Data excerpts:
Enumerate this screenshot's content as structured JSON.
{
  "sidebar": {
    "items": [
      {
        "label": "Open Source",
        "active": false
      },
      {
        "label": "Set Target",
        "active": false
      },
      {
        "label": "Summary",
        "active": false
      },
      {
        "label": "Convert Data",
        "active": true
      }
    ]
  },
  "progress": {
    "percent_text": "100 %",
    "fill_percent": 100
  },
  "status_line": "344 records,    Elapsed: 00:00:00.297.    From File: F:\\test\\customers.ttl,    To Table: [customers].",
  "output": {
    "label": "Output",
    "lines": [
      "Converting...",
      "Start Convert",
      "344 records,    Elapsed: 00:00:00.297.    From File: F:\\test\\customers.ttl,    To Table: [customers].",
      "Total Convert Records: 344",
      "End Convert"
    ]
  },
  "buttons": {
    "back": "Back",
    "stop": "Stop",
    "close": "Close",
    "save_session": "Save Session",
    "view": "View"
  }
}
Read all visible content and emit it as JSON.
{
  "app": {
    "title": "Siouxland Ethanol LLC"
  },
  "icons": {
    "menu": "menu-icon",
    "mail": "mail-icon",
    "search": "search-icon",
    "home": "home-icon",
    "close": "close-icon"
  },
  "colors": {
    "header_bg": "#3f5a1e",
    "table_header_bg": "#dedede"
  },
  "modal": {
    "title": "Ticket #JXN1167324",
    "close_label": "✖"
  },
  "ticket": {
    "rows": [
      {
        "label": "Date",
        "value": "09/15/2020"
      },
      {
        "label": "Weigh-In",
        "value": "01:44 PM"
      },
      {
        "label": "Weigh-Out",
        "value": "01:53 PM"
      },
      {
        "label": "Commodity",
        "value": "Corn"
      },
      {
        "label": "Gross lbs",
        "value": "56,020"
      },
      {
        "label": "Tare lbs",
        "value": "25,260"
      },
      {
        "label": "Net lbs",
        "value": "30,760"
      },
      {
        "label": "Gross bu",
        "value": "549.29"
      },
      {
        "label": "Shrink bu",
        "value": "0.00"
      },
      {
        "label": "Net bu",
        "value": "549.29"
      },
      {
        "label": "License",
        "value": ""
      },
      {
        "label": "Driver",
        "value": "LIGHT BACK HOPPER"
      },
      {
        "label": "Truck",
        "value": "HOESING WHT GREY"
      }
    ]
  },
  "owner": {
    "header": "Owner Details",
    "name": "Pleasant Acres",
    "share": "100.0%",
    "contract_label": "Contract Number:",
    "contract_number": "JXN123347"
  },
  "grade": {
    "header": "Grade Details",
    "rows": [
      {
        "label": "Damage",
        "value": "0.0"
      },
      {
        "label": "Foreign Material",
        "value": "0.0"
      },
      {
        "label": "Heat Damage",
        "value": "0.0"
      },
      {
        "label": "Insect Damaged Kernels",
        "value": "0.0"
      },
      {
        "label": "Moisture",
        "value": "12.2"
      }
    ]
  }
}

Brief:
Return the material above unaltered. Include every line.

Answer for this exercise:
Enumerate this screenshot's content as structured JSON.
{
  "sidebar": {
    "items": [
      {
        "label": "Open Source",
        "active": false
      },
      {
        "label": "Set Target",
        "active": false
      },
      {
        "label": "Summary",
        "active": false
      },
      {
        "label": "Convert Data",
        "active": true
      }
    ]
  },
  "progress": {
    "percent_text": "100 %",
    "fill_percent": 100
  },
  "status_line": "344 records,    Elapsed: 00:00:00.297.    From File: F:\\test\\customers.ttl,    To Table: [customers].",
  "output": {
    "label": "Output",
    "lines": [
      "Converting...",
      "Start Convert",
      "344 records,    Elapsed: 00:00:00.297.    From File: F:\\test\\customers.ttl,    To Table: [customers].",
      "Total Convert Records: 344",
      "End Convert"
    ]
  },
  "buttons": {
    "back": "Back",
    "stop": "Stop",
    "close": "Close",
    "save_session": "Save Session",
    "view": "View"
  }
}
Read all visible content and emit it as JSON.
{
  "app": {
    "title": "Siouxland Ethanol LLC"
  },
  "icons": {
    "menu": "menu-icon",
    "mail": "mail-icon",
    "search": "search-icon",
    "home": "home-icon",
    "close": "close-icon"
  },
  "colors": {
    "header_bg": "#3f5a1e",
    "table_header_bg": "#dedede"
  },
  "modal": {
    "title": "Ticket #JXN1167324",
    "close_label": "✖"
  },
  "ticket": {
    "rows": [
      {
        "label": "Date",
        "value": "09/15/2020"
      },
      {
        "label": "Weigh-In",
        "value": "01:44 PM"
      },
      {
        "label": "Weigh-Out",
        "value": "01:53 PM"
      },
      {
        "label": "Commodity",
        "value": "Corn"
      },
      {
        "label": "Gross lbs",
        "value": "56,020"
      },
      {
        "label": "Tare lbs",
        "value": "25,260"
      },
      {
        "label": "Net lbs",
        "value": "30,760"
      },
      {
        "label": "Gross bu",
        "value": "549.29"
      },
      {
        "label": "Shrink bu",
        "value": "0.00"
      },
      {
        "label": "Net bu",
        "value": "549.29"
      },
      {
        "label": "License",
        "value": ""
      },
      {
        "label": "Driver",
        "value": "LIGHT BACK HOPPER"
      },
      {
        "label": "Truck",
        "value": "HOESING WHT GREY"
      }
    ]
  },
  "owner": {
    "header": "Owner Details",
    "name": "Pleasant Acres",
    "share": "100.0%",
    "contract_label": "Contract Number:",
    "contract_number": "JXN123347"
  },
  "grade": {
    "header": "Grade Details",
    "rows": [
      {
        "label": "Damage",
        "value": "0.0"
      },
      {
        "label": "Foreign Material",
        "value": "0.0"
      },
      {
        "label": "Heat Damage",
        "value": "0.0"
      },
      {
        "label": "Insect Damaged Kernels",
        "value": "0.0"
      },
      {
        "label": "Moisture",
        "value": "12.2"
      }
    ]
  }
}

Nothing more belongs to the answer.